## WHAT TO WORK ON
The entries below are to be written out exactly, with no images included.
───── EXERCISE MATERIALS ─────
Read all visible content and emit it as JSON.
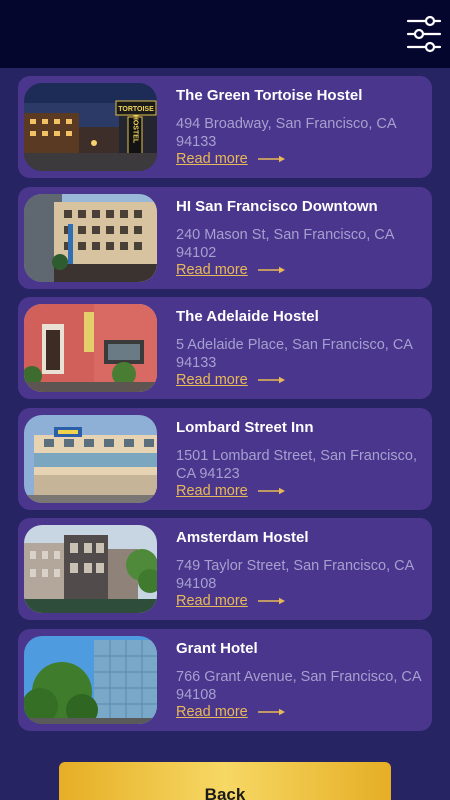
{
  "header": {
    "filter_icon": "sliders-filter-icon"
  },
  "hostels": [
    {
      "name": "The Green Tortoise Hostel",
      "address": "494 Broadway, San Francisco, CA 94133",
      "link_label": "Read more",
      "sign_text_1": "TORTOISE",
      "sign_text_2": "HOSTEL"
    },
    {
      "name": "HI San Francisco Downtown",
      "address": "240 Mason St, San Francisco, CA 94102",
      "link_label": "Read more"
    },
    {
      "name": "The Adelaide Hostel",
      "address": "5 Adelaide Place, San Francisco, CA 94133",
      "link_label": "Read more"
    },
    {
      "name": "Lombard Street Inn",
      "address": "1501 Lombard Street, San Francisco, CA 94123",
      "link_label": "Read more"
    },
    {
      "name": "Amsterdam Hostel",
      "address": "749 Taylor Street, San Francisco, CA 94108",
      "link_label": "Read more"
    },
    {
      "name": "Grant Hotel",
      "address": "766 Grant Avenue, San Francisco, CA 94108",
      "link_label": "Read more"
    }
  ],
  "footer": {
    "back_label": "Back"
  },
  "colors": {
    "background": "#262463",
    "topbar": "#05062e",
    "card": "#4a368d",
    "link": "#e8b956",
    "button": "#f0c440"
  }
}
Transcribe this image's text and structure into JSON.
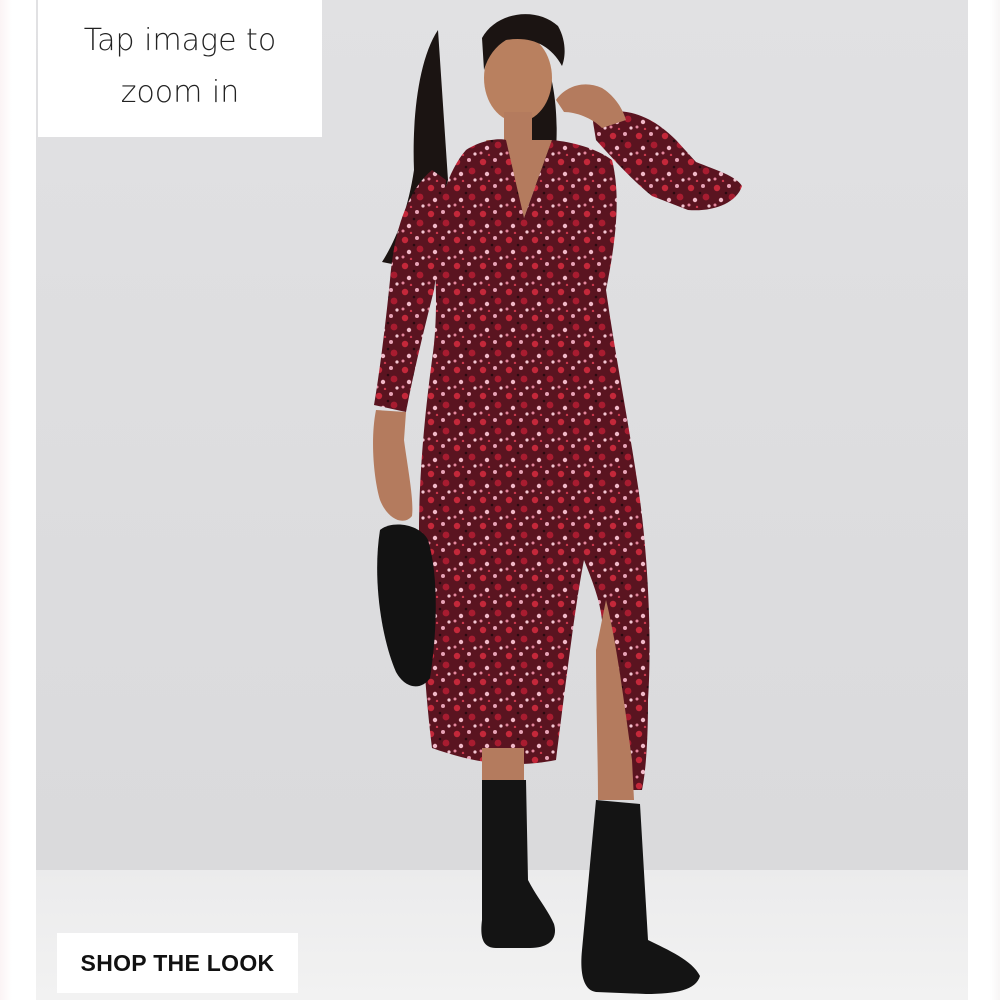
{
  "product_gallery": {
    "zoom_hint": "Tap image to zoom in",
    "shop_the_look_label": "SHOP THE LOOK"
  },
  "image": {
    "subject": "model wearing red ditsy floral print long sleeve midi dress with side split and black chunky boots",
    "icon": "product-photo"
  }
}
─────
## EXERCISE SOLUTION
Read all visible content and emit it as JSON.
{
  "header": {
    "filter_icon": "sliders-filter-icon"
  },
  "hostels": [
    {
      "name": "The Green Tortoise Hostel",
      "address": "494 Broadway, San Francisco, CA 94133",
      "link_label": "Read more",
      "sign_text_1": "TORTOISE",
      "sign_text_2": "HOSTEL"
    },
    {
      "name": "HI San Francisco Downtown",
      "address": "240 Mason St, San Francisco, CA 94102",
      "link_label": "Read more"
    },
    {
      "name": "The Adelaide Hostel",
      "address": "5 Adelaide Place, San Francisco, CA 94133",
      "link_label": "Read more"
    },
    {
      "name": "Lombard Street Inn",
      "address": "1501 Lombard Street, San Francisco, CA 94123",
      "link_label": "Read more"
    },
    {
      "name": "Amsterdam Hostel",
      "address": "749 Taylor Street, San Francisco, CA 94108",
      "link_label": "Read more"
    },
    {
      "name": "Grant Hotel",
      "address": "766 Grant Avenue, San Francisco, CA 94108",
      "link_label": "Read more"
    }
  ],
  "footer": {
    "back_label": "Back"
  },
  "colors": {
    "background": "#262463",
    "topbar": "#05062e",
    "card": "#4a368d",
    "link": "#e8b956",
    "button": "#f0c440"
  }
}
Transcribe this image's text and structure into JSON.
{
  "product_gallery": {
    "zoom_hint": "Tap image to zoom in",
    "shop_the_look_label": "SHOP THE LOOK"
  },
  "image": {
    "subject": "model wearing red ditsy floral print long sleeve midi dress with side split and black chunky boots",
    "icon": "product-photo"
  }
}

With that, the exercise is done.